And over the summer, Levermore worked with special needs and disabled children at a local elementary school. 

“Helping people is something I enjoy doing,” she said. 

Being a part of the first Posse cohort at William & Mary is special to this group of 11. 

“We’re setting the stage for all the Posses that are to come,” Levermore said. “We can start things on campus that turn into traditions, or we can create change that future Posses can keep doing for the William & Mary and Williamsburg community.” 

Momentous

Posse has partnered with 65 universities and facilitated scholarships for over 10,000 students from metropolitan areas nationwide, but William & Mary’s cohort is the first selected from Virginia. 
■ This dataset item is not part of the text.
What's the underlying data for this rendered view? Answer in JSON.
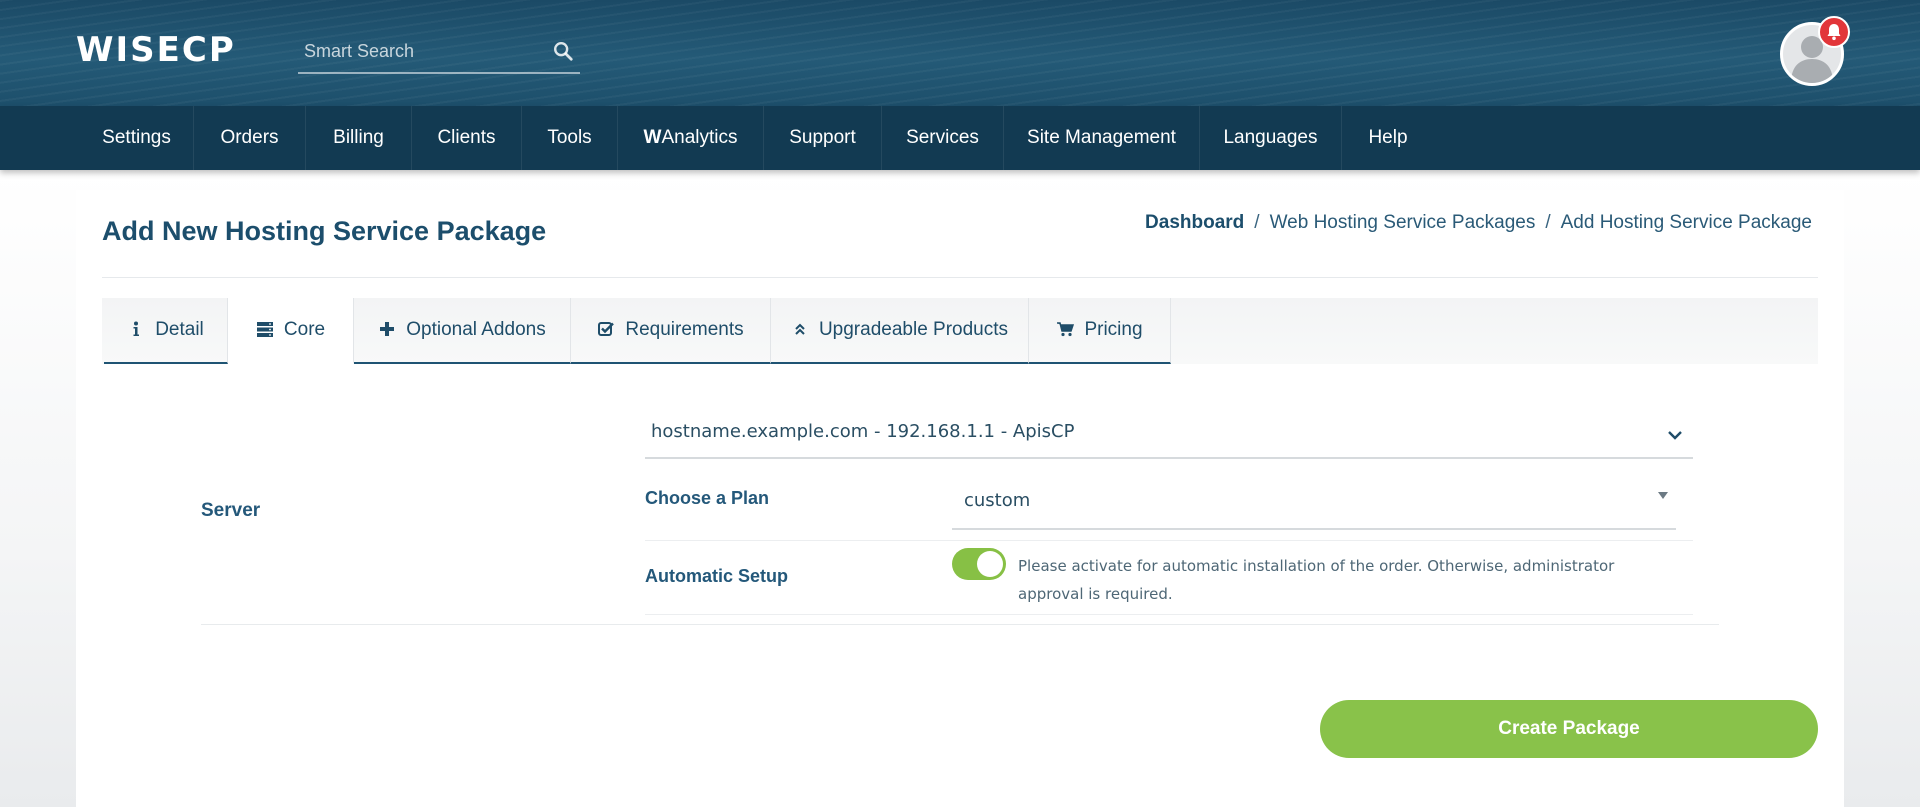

“This really is momentous, and I can’t underscore enough how excited we are that William & Mary has joined us to become our first partner university to enroll Posse Scholars from the Commonwealth of Virginia,” Irele said. 
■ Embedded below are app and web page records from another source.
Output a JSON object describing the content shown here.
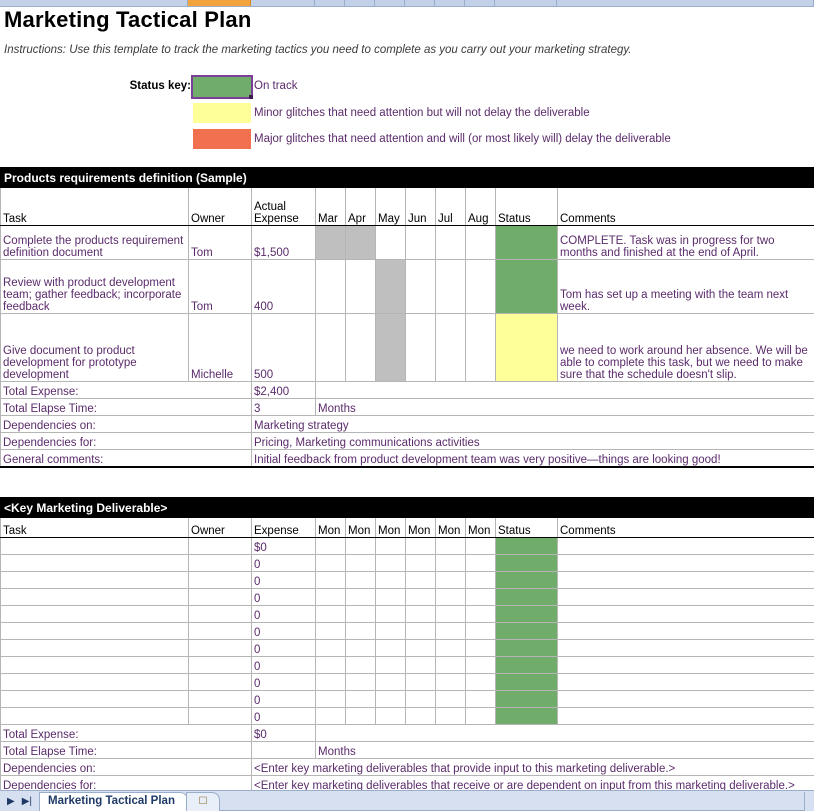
{
  "window": {
    "title": "Marketing Tactical Plan",
    "instructions": "Instructions: Use this template to track the marketing tactics you need to complete as you carry out your marketing strategy."
  },
  "colors": {
    "on_track": "#70AD6A",
    "minor_glitch": "#FFFF99",
    "major_glitch": "#F0704F",
    "gantt_fill": "#BFBFBF",
    "band_header_bg": "#000000",
    "selection_outline": "#7B3F98"
  },
  "status_key": {
    "label": "Status key:",
    "entries": [
      {
        "swatch": "on-track-swatch",
        "color": "#70AD6A",
        "text": "On track"
      },
      {
        "swatch": "minor-glitch-swatch",
        "color": "#FFFF99",
        "text": "Minor glitches that need attention but will not delay the deliverable"
      },
      {
        "swatch": "major-glitch-swatch",
        "color": "#F0704F",
        "text": "Major glitches that need attention and will (or most likely will) delay the deliverable"
      }
    ]
  },
  "section_one": {
    "band_title": "Products requirements definition (Sample)",
    "columns": {
      "task": "Task",
      "owner": "Owner",
      "expense_line1": "Actual",
      "expense_line2": "Expense",
      "months": [
        "Mar",
        "Apr",
        "May",
        "Jun",
        "Jul",
        "Aug"
      ],
      "status": "Status",
      "comments": "Comments"
    },
    "rows": [
      {
        "task": "Complete the products requirement definition document",
        "owner": "Tom",
        "expense": "$1,500",
        "months": [
          true,
          true,
          false,
          false,
          false,
          false
        ],
        "status_color": "#70AD6A",
        "status_name": "on-track",
        "comments": "COMPLETE. Task was in progress for two months and finished at the end of April."
      },
      {
        "task": "Review with product development team; gather feedback; incorporate feedback",
        "owner": "Tom",
        "expense": "400",
        "months": [
          false,
          false,
          true,
          false,
          false,
          false
        ],
        "status_color": "#70AD6A",
        "status_name": "on-track",
        "comments": "Tom has set up a meeting with the team next week."
      },
      {
        "task": "Give document to product development for prototype development",
        "owner": "Michelle",
        "expense": "500",
        "months": [
          false,
          false,
          true,
          false,
          false,
          false
        ],
        "status_color": "#FFFF99",
        "status_name": "minor-glitch",
        "comments": "we need to work around her absence. We will be able to complete this task, but we need to make sure that the schedule doesn't slip."
      }
    ],
    "summary": [
      {
        "label": "Total Expense:",
        "value": "$2,400",
        "unit": "",
        "numeric": true
      },
      {
        "label": "Total Elapse Time:",
        "value": "3",
        "unit": "Months",
        "numeric": false
      },
      {
        "label": "Dependencies on:",
        "value": "Marketing strategy",
        "unit": "",
        "numeric": false
      },
      {
        "label": "Dependencies for:",
        "value": "Pricing, Marketing communications activities",
        "unit": "",
        "numeric": false
      },
      {
        "label": "General comments:",
        "value": "Initial feedback from product development team was very positive—things are looking good!",
        "unit": "",
        "numeric": false
      }
    ]
  },
  "section_two": {
    "band_title": "<Key Marketing Deliverable>",
    "columns": {
      "task": "Task",
      "owner": "Owner",
      "expense": "Expense",
      "months": [
        "Mon",
        "Mon",
        "Mon",
        "Mon",
        "Mon",
        "Mon"
      ],
      "status": "Status",
      "comments": "Comments"
    },
    "rows": [
      {
        "task": "",
        "owner": "",
        "expense": "$0",
        "status_color": "#70AD6A",
        "comments": ""
      },
      {
        "task": "",
        "owner": "",
        "expense": "0",
        "status_color": "#70AD6A",
        "comments": ""
      },
      {
        "task": "",
        "owner": "",
        "expense": "0",
        "status_color": "#70AD6A",
        "comments": ""
      },
      {
        "task": "",
        "owner": "",
        "expense": "0",
        "status_color": "#70AD6A",
        "comments": ""
      },
      {
        "task": "",
        "owner": "",
        "expense": "0",
        "status_color": "#70AD6A",
        "comments": ""
      },
      {
        "task": "",
        "owner": "",
        "expense": "0",
        "status_color": "#70AD6A",
        "comments": ""
      },
      {
        "task": "",
        "owner": "",
        "expense": "0",
        "status_color": "#70AD6A",
        "comments": ""
      },
      {
        "task": "",
        "owner": "",
        "expense": "0",
        "status_color": "#70AD6A",
        "comments": ""
      },
      {
        "task": "",
        "owner": "",
        "expense": "0",
        "status_color": "#70AD6A",
        "comments": ""
      },
      {
        "task": "",
        "owner": "",
        "expense": "0",
        "status_color": "#70AD6A",
        "comments": ""
      },
      {
        "task": "",
        "owner": "",
        "expense": "0",
        "status_color": "#70AD6A",
        "comments": ""
      }
    ],
    "summary": [
      {
        "label": "Total Expense:",
        "value": "$0",
        "unit": "",
        "numeric": true
      },
      {
        "label": "Total Elapse Time:",
        "value": "",
        "unit": "Months",
        "numeric": false
      },
      {
        "label": "Dependencies on:",
        "value": "<Enter key marketing deliverables that provide input to this marketing deliverable.>",
        "unit": "",
        "numeric": false
      },
      {
        "label": "Dependencies for:",
        "value": "<Enter key marketing deliverables that receive or are dependent on input from this marketing deliverable.>",
        "unit": "",
        "numeric": false
      }
    ]
  },
  "tabbar": {
    "nav_prev": "▶",
    "nav_last": "▶|",
    "active_tab": "Marketing Tactical Plan",
    "insert_tab_icon": "insert-worksheet-icon"
  }
}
W&M has committed to a five-year partnership with The Posse Foundation. To cover the program costs and scholarships in future years, W&M is seeking support from alumni and other friends of the university who are committed to college access and student success. 

W&M has secured a sponsorship deal with Langley Federal Credit Union that includes a commitment for a two-year contribution in support of the university’s program overhead for Posse. W&M has also received a number of donations to the W&M Posse Scholars Program that was launched in April around One Tribe One Day. 

“We have seen a lot of enthusiasm,” said W&M Executive Director of Development for Scholarships & Special Projects Suzie Armstrong. “The level of interest in supporting first generation students in particular has really been growing, and that’s a big part of the background of these students.” 

W&M’s Posse students bring a range of academic and leadership qualities and interests. Some are accomplished musicians and scientists. Some are interested in medicine and anthropology. Some are active in the church. 

“I think that’s one of the things that continues to keep me at Posse, honestly, is within each cohort, we have this really beautiful range of young folks who come together and support each other in their various interests, and that starts in Pre-Collegiate Training and continues all the way through their alumni life,” said Irele, who was a Posse Scholar at Bryn Mawr College and has worked at Posse since 2010. 

“My Posse alumni and I are still in touch. That support doesn’t end when you graduate.”